*** Opening Listed records ***
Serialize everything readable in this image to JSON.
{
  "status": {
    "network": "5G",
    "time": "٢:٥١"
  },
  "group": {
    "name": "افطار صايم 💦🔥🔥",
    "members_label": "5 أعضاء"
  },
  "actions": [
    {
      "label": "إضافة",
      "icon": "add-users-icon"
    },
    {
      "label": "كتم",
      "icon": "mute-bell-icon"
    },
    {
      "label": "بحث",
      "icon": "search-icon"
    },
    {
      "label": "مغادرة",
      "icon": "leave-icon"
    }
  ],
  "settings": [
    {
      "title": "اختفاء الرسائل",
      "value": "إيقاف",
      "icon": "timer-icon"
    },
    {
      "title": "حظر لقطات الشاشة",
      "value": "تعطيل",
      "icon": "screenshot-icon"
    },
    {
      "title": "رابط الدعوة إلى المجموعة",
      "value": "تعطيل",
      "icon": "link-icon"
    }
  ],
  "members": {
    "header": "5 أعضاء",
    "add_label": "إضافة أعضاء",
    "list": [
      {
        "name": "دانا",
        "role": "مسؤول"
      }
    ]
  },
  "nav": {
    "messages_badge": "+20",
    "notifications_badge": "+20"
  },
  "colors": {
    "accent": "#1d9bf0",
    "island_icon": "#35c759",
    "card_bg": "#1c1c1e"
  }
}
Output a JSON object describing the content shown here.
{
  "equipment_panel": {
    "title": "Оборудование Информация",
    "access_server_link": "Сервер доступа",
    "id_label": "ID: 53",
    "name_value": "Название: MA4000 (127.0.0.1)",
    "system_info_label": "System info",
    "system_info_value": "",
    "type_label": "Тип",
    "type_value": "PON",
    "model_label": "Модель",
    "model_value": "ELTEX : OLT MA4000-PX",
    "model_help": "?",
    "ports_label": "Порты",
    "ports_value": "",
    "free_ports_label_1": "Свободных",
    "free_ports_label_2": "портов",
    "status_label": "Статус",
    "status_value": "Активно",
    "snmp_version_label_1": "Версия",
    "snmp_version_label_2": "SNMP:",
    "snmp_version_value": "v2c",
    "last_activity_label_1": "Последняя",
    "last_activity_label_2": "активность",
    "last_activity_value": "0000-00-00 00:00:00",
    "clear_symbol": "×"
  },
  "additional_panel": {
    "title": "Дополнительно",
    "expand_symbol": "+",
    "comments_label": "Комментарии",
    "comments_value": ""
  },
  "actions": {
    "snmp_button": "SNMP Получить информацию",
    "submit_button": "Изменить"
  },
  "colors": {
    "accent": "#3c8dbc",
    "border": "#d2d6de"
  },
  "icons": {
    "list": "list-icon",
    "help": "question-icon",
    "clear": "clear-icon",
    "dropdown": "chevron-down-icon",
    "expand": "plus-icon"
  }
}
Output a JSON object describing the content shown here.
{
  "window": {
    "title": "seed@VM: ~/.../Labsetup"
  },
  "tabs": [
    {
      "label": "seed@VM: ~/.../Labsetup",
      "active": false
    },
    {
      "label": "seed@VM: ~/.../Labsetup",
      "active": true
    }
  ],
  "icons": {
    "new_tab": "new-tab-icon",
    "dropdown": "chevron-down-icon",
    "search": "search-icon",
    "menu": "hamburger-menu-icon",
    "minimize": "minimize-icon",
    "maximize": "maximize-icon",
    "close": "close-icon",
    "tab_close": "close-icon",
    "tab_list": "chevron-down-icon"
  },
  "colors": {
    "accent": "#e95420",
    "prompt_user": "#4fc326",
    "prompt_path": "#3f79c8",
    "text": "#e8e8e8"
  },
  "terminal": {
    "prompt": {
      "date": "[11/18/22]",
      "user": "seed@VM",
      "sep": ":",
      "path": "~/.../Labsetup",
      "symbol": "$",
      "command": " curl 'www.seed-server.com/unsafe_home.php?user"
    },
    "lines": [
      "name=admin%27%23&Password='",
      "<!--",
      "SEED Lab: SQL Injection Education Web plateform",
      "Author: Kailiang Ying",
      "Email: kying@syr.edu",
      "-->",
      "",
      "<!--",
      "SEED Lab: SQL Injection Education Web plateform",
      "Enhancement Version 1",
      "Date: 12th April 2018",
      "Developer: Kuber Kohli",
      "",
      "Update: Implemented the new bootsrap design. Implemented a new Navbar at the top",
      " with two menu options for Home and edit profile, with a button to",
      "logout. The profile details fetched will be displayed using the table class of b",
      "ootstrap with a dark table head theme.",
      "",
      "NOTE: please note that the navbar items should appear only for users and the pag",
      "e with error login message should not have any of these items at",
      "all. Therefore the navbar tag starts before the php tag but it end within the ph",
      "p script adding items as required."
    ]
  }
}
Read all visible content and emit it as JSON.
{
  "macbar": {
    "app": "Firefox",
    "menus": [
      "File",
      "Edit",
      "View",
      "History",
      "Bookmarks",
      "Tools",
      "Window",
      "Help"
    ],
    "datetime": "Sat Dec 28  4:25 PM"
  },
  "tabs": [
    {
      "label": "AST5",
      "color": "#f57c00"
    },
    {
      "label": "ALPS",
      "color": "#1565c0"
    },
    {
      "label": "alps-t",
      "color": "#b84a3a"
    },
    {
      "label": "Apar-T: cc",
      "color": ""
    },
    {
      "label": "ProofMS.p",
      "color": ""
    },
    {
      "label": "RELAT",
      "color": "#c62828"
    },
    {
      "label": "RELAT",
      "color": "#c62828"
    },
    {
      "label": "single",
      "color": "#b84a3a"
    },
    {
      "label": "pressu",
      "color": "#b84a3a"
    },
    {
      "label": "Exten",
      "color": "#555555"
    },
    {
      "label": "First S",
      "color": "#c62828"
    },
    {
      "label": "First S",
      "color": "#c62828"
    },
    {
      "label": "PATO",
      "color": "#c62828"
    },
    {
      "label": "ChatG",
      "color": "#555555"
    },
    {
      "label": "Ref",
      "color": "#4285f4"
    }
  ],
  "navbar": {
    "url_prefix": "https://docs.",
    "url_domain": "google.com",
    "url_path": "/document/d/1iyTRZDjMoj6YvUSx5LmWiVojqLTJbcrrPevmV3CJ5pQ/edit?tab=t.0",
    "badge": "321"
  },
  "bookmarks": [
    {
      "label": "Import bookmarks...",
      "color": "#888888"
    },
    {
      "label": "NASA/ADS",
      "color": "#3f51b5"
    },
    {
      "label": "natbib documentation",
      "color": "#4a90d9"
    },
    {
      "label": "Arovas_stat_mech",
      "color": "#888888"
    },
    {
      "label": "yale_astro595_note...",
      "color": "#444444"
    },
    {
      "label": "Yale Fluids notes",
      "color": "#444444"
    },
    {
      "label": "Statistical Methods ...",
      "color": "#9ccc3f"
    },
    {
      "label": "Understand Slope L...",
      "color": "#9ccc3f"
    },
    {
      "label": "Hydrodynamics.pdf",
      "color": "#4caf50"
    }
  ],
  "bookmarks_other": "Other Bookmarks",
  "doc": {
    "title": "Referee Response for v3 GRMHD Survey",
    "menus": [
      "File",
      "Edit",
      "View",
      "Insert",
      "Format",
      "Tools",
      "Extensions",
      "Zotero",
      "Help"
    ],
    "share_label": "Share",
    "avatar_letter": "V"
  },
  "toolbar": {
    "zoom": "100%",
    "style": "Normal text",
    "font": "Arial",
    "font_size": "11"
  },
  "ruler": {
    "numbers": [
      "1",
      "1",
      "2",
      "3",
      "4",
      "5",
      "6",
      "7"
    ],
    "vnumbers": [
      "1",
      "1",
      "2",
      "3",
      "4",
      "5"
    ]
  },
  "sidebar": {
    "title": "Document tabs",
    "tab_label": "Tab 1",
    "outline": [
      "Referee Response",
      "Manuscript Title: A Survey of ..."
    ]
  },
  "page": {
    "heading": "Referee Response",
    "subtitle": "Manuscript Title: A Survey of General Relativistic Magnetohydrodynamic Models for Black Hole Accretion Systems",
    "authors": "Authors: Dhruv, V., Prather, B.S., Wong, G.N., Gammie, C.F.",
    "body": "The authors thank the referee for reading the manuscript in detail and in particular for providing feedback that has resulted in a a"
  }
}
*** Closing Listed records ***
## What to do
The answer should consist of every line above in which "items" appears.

## Answer space
      "NOTE: please note that the navbar items should appear only for users and the pag",
      "e with error login message should not have any of these items at",
      "p script adding items as required."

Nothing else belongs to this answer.